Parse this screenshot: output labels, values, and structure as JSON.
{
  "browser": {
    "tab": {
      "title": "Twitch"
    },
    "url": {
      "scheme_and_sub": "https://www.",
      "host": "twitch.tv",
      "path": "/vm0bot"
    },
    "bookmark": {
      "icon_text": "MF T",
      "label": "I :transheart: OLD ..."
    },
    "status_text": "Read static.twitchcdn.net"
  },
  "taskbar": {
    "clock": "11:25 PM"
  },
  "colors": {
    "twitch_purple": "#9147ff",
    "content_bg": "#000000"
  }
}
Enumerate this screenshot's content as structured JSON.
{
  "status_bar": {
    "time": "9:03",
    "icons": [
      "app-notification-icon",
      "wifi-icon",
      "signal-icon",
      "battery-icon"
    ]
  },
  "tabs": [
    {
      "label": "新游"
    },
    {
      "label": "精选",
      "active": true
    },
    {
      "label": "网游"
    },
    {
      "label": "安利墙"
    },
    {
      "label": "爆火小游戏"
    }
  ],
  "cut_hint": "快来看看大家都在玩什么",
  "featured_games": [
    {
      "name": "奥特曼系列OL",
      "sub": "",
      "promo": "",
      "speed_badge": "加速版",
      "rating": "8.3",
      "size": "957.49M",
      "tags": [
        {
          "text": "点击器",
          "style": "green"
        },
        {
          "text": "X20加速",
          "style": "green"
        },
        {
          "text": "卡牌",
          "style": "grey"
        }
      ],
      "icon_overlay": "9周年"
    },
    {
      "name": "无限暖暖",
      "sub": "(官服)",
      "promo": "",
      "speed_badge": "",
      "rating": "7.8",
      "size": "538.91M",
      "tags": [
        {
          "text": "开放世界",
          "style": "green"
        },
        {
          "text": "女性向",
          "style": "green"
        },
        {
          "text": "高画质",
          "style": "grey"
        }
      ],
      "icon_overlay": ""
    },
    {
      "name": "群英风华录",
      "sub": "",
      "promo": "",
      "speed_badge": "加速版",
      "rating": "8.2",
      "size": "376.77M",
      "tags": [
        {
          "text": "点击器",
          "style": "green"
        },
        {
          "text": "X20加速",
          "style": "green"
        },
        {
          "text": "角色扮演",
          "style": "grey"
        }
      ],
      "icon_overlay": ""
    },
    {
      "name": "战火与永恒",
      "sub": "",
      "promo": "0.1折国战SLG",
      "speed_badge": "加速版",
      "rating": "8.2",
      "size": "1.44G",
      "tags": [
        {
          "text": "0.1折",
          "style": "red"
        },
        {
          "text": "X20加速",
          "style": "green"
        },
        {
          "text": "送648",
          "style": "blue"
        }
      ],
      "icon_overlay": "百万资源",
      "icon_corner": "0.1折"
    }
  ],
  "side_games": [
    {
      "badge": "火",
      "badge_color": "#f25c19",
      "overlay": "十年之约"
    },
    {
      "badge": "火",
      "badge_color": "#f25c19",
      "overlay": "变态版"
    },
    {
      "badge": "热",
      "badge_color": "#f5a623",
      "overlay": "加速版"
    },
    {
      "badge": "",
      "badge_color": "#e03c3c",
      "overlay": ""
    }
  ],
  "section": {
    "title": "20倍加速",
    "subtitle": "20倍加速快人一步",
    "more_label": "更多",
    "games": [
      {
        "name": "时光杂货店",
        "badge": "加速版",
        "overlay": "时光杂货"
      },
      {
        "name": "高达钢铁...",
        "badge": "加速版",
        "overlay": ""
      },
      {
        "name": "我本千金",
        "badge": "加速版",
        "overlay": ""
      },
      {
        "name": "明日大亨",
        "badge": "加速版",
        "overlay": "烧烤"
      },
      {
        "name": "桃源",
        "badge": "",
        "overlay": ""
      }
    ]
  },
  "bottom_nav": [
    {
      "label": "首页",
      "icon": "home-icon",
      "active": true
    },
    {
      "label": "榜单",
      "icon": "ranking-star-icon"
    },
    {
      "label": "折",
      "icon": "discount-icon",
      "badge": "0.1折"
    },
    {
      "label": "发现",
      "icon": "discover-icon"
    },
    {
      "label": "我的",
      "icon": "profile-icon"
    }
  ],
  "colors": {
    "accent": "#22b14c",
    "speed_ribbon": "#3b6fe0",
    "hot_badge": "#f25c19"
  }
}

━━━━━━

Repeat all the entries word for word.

- **Output**
Parse this screenshot: output labels, values, and structure as JSON.
{
  "browser": {
    "tab": {
      "title": "Twitch"
    },
    "url": {
      "scheme_and_sub": "https://www.",
      "host": "twitch.tv",
      "path": "/vm0bot"
    },
    "bookmark": {
      "icon_text": "MF T",
      "label": "I :transheart: OLD ..."
    },
    "status_text": "Read static.twitchcdn.net"
  },
  "taskbar": {
    "clock": "11:25 PM"
  },
  "colors": {
    "twitch_purple": "#9147ff",
    "content_bg": "#000000"
  }
}
Enumerate this screenshot's content as structured JSON.
{
  "status_bar": {
    "time": "9:03",
    "icons": [
      "app-notification-icon",
      "wifi-icon",
      "signal-icon",
      "battery-icon"
    ]
  },
  "tabs": [
    {
      "label": "新游"
    },
    {
      "label": "精选",
      "active": true
    },
    {
      "label": "网游"
    },
    {
      "label": "安利墙"
    },
    {
      "label": "爆火小游戏"
    }
  ],
  "cut_hint": "快来看看大家都在玩什么",
  "featured_games": [
    {
      "name": "奥特曼系列OL",
      "sub": "",
      "promo": "",
      "speed_badge": "加速版",
      "rating": "8.3",
      "size": "957.49M",
      "tags": [
        {
          "text": "点击器",
          "style": "green"
        },
        {
          "text": "X20加速",
          "style": "green"
        },
        {
          "text": "卡牌",
          "style": "grey"
        }
      ],
      "icon_overlay": "9周年"
    },
    {
      "name": "无限暖暖",
      "sub": "(官服)",
      "promo": "",
      "speed_badge": "",
      "rating": "7.8",
      "size": "538.91M",
      "tags": [
        {
          "text": "开放世界",
          "style": "green"
        },
        {
          "text": "女性向",
          "style": "green"
        },
        {
          "text": "高画质",
          "style": "grey"
        }
      ],
      "icon_overlay": ""
    },
    {
      "name": "群英风华录",
      "sub": "",
      "promo": "",
      "speed_badge": "加速版",
      "rating": "8.2",
      "size": "376.77M",
      "tags": [
        {
          "text": "点击器",
          "style": "green"
        },
        {
          "text": "X20加速",
          "style": "green"
        },
        {
          "text": "角色扮演",
          "style": "grey"
        }
      ],
      "icon_overlay": ""
    },
    {
      "name": "战火与永恒",
      "sub": "",
      "promo": "0.1折国战SLG",
      "speed_badge": "加速版",
      "rating": "8.2",
      "size": "1.44G",
      "tags": [
        {
          "text": "0.1折",
          "style": "red"
        },
        {
          "text": "X20加速",
          "style": "green"
        },
        {
          "text": "送648",
          "style": "blue"
        }
      ],
      "icon_overlay": "百万资源",
      "icon_corner": "0.1折"
    }
  ],
  "side_games": [
    {
      "badge": "火",
      "badge_color": "#f25c19",
      "overlay": "十年之约"
    },
    {
      "badge": "火",
      "badge_color": "#f25c19",
      "overlay": "变态版"
    },
    {
      "badge": "热",
      "badge_color": "#f5a623",
      "overlay": "加速版"
    },
    {
      "badge": "",
      "badge_color": "#e03c3c",
      "overlay": ""
    }
  ],
  "section": {
    "title": "20倍加速",
    "subtitle": "20倍加速快人一步",
    "more_label": "更多",
    "games": [
      {
        "name": "时光杂货店",
        "badge": "加速版",
        "overlay": "时光杂货"
      },
      {
        "name": "高达钢铁...",
        "badge": "加速版",
        "overlay": ""
      },
      {
        "name": "我本千金",
        "badge": "加速版",
        "overlay": ""
      },
      {
        "name": "明日大亨",
        "badge": "加速版",
        "overlay": "烧烤"
      },
      {
        "name": "桃源",
        "badge": "",
        "overlay": ""
      }
    ]
  },
  "bottom_nav": [
    {
      "label": "首页",
      "icon": "home-icon",
      "active": true
    },
    {
      "label": "榜单",
      "icon": "ranking-star-icon"
    },
    {
      "label": "折",
      "icon": "discount-icon",
      "badge": "0.1折"
    },
    {
      "label": "发现",
      "icon": "discover-icon"
    },
    {
      "label": "我的",
      "icon": "profile-icon"
    }
  ],
  "colors": {
    "accent": "#22b14c",
    "speed_ribbon": "#3b6fe0",
    "hot_badge": "#f25c19"
  }
}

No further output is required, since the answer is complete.